This species is found in the far south of Europe, across North Africa and the Middle East into eastern Asia. It is usually 50-65mm in length, the females a little larger than the males. It is locally common in the thermomediterranean zone of southern and eastern Spain where I have found it in hot and sunny, usually sandy habitats including fixed coastal dunes and sandy hills inland. It also occurs on some parts of south-eastern Spain farther inland as well as one site in central Spain. Where I have found it in stony areas, there are frequently areas of loose, bare soil. The habitats always have a reasonable covering of scrub and areas of open ground. In the Sierra de Baza it was common on the sand ground on the northern slopes but also in a rocky area on the south-facing side at 1650m asl. The nymphs are usually found running about on the ground amongst the scrub but the adults will also climb. I have not found the ootheca, I understand they are laid in the ground. The female is able to dig a depression in the soil using projections on her subgenital plate and sweeping, side to side movements of her abdomen [Wieland, Millage & Svenson]
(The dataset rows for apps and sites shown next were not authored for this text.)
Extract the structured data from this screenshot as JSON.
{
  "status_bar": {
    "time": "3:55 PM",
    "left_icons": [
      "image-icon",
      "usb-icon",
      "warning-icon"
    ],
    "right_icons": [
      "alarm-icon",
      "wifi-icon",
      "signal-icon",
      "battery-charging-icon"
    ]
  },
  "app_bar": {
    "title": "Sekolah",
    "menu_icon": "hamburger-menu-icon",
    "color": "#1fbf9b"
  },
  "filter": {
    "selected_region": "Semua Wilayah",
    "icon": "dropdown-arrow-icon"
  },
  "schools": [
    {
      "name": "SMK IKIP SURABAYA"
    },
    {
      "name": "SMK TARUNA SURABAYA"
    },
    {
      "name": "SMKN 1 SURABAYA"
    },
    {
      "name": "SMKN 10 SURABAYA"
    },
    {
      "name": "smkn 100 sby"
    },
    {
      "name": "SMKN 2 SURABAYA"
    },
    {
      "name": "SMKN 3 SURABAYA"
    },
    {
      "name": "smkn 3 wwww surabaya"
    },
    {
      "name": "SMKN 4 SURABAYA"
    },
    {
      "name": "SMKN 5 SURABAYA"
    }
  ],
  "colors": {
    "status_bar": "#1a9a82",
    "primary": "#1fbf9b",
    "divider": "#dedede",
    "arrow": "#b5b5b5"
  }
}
This species appears to have one generation a year with the adults appearing in July and August. Largish nymphs can be found in late April and May suggesting it over-winters as a nymph.
Sphodromantis viridis (Forskål, 1775)
This species occurs throughout Africa and neighbouring parts of the Middle East. The females can grow to 80mm and become very bulky but the males are smaller normally 55-65mm in length. In Europe it is only found in southern Spain. The adults of this mantis looks superficially like Mantis except for a large pale patch on each forewing. The nymphs differ in that they tend to curl their abdomens upwards whereas Mantis and Iris nymphs keep theirs in a horizontal position, level with the rest of the body. In Axarquía it can be found in area of maquis, tall garrigue up to 1100m asl, though the majority of records are from irrigated areas like parks, orchards and gardens.
This species has been found in green, grey and brown colour forms and the wing spot can vary in colour from white to pale brownish-grey.
It has one generation a year in southern Spain. It overwinters as eggs. The ootheca are laid on the twigs or shrubs or the stems of herbs such as fennel or Crepis, normally those around about ½-1cm in diameter, sometimes near ground level but often up to 80cms off the ground and once c3.5m up in the top of an olive tree. The ootheca normally vary from 25mm x 20mm to 30mm x 25mm in size and are a light muddy brown in colour. The eggs hatch in late May and June and the nymphs become adult during August and September. The nymphs in their early instars inhabit low scrub and herbage but move into higher vegetation during their middle instars and inhabit the canopies of tall scrub and small trees in their later ones and as adults. The adults of both sexes are usually found into November and females as late as mid-January. The females become sexually mature 30-40 days after eclosion and pheromonally signal at night. They generally mate after midnight and will stay coupled through the following day until dusk. Males are good fliers and will come to light occasionally.